* [ABOUT THIS EXERCISE]: Word for word, reproduce each of the entries.
════════
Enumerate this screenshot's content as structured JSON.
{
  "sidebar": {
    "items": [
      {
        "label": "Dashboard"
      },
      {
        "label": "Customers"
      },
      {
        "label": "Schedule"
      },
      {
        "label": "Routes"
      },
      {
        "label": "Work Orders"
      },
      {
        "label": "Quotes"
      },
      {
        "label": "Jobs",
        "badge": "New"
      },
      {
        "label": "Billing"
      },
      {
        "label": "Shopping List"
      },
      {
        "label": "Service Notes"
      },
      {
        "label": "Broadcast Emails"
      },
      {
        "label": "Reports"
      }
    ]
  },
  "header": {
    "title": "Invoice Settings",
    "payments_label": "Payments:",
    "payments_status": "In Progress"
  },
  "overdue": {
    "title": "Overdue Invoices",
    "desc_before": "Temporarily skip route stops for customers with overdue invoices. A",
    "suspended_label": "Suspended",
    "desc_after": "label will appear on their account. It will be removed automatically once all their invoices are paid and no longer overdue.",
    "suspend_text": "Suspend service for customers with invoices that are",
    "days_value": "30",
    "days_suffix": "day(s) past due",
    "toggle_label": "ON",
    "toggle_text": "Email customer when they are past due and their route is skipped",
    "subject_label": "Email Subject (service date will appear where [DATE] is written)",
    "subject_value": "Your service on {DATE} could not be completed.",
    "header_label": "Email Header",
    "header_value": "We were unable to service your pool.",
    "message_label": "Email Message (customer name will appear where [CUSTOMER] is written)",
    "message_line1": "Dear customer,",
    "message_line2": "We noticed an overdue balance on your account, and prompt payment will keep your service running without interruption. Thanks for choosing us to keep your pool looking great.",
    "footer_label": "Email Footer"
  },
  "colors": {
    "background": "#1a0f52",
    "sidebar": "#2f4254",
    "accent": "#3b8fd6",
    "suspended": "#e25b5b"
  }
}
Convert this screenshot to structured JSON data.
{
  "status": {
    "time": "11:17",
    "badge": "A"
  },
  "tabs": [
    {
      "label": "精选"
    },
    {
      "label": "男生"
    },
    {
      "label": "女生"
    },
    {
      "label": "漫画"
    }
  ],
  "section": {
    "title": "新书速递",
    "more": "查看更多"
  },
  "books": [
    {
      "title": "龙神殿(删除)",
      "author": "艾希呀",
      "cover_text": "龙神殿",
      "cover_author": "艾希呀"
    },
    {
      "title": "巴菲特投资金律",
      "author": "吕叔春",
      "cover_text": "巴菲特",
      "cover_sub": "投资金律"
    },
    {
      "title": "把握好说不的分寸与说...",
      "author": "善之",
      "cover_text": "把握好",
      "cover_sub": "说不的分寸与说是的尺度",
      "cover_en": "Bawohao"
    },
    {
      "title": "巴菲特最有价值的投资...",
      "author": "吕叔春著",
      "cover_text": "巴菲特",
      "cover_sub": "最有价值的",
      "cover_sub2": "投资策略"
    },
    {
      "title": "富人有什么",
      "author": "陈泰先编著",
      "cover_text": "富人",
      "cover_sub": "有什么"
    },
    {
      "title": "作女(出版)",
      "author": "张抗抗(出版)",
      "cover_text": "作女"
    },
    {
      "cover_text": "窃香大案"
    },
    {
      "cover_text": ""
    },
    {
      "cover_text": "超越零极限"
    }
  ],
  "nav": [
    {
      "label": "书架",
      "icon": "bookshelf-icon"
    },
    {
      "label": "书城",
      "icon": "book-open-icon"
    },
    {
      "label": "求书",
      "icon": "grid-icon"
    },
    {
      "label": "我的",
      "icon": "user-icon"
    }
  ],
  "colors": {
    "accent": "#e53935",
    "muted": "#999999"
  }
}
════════
* [RESPONSE FOR THIS EXERCISE]:
Enumerate this screenshot's content as structured JSON.
{
  "sidebar": {
    "items": [
      {
        "label": "Dashboard"
      },
      {
        "label": "Customers"
      },
      {
        "label": "Schedule"
      },
      {
        "label": "Routes"
      },
      {
        "label": "Work Orders"
      },
      {
        "label": "Quotes"
      },
      {
        "label": "Jobs",
        "badge": "New"
      },
      {
        "label": "Billing"
      },
      {
        "label": "Shopping List"
      },
      {
        "label": "Service Notes"
      },
      {
        "label": "Broadcast Emails"
      },
      {
        "label": "Reports"
      }
    ]
  },
  "header": {
    "title": "Invoice Settings",
    "payments_label": "Payments:",
    "payments_status": "In Progress"
  },
  "overdue": {
    "title": "Overdue Invoices",
    "desc_before": "Temporarily skip route stops for customers with overdue invoices. A",
    "suspended_label": "Suspended",
    "desc_after": "label will appear on their account. It will be removed automatically once all their invoices are paid and no longer overdue.",
    "suspend_text": "Suspend service for customers with invoices that are",
    "days_value": "30",
    "days_suffix": "day(s) past due",
    "toggle_label": "ON",
    "toggle_text": "Email customer when they are past due and their route is skipped",
    "subject_label": "Email Subject (service date will appear where [DATE] is written)",
    "subject_value": "Your service on {DATE} could not be completed.",
    "header_label": "Email Header",
    "header_value": "We were unable to service your pool.",
    "message_label": "Email Message (customer name will appear where [CUSTOMER] is written)",
    "message_line1": "Dear customer,",
    "message_line2": "We noticed an overdue balance on your account, and prompt payment will keep your service running without interruption. Thanks for choosing us to keep your pool looking great.",
    "footer_label": "Email Footer"
  },
  "colors": {
    "background": "#1a0f52",
    "sidebar": "#2f4254",
    "accent": "#3b8fd6",
    "suspended": "#e25b5b"
  }
}
Convert this screenshot to structured JSON data.
{
  "status": {
    "time": "11:17",
    "badge": "A"
  },
  "tabs": [
    {
      "label": "精选"
    },
    {
      "label": "男生"
    },
    {
      "label": "女生"
    },
    {
      "label": "漫画"
    }
  ],
  "section": {
    "title": "新书速递",
    "more": "查看更多"
  },
  "books": [
    {
      "title": "龙神殿(删除)",
      "author": "艾希呀",
      "cover_text": "龙神殿",
      "cover_author": "艾希呀"
    },
    {
      "title": "巴菲特投资金律",
      "author": "吕叔春",
      "cover_text": "巴菲特",
      "cover_sub": "投资金律"
    },
    {
      "title": "把握好说不的分寸与说...",
      "author": "善之",
      "cover_text": "把握好",
      "cover_sub": "说不的分寸与说是的尺度",
      "cover_en": "Bawohao"
    },
    {
      "title": "巴菲特最有价值的投资...",
      "author": "吕叔春著",
      "cover_text": "巴菲特",
      "cover_sub": "最有价值的",
      "cover_sub2": "投资策略"
    },
    {
      "title": "富人有什么",
      "author": "陈泰先编著",
      "cover_text": "富人",
      "cover_sub": "有什么"
    },
    {
      "title": "作女(出版)",
      "author": "张抗抗(出版)",
      "cover_text": "作女"
    },
    {
      "cover_text": "窃香大案"
    },
    {
      "cover_text": ""
    },
    {
      "cover_text": "超越零极限"
    }
  ],
  "nav": [
    {
      "label": "书架",
      "icon": "bookshelf-icon"
    },
    {
      "label": "书城",
      "icon": "book-open-icon"
    },
    {
      "label": "求书",
      "icon": "grid-icon"
    },
    {
      "label": "我的",
      "icon": "user-icon"
    }
  ],
  "colors": {
    "accent": "#e53935",
    "muted": "#999999"
  }
}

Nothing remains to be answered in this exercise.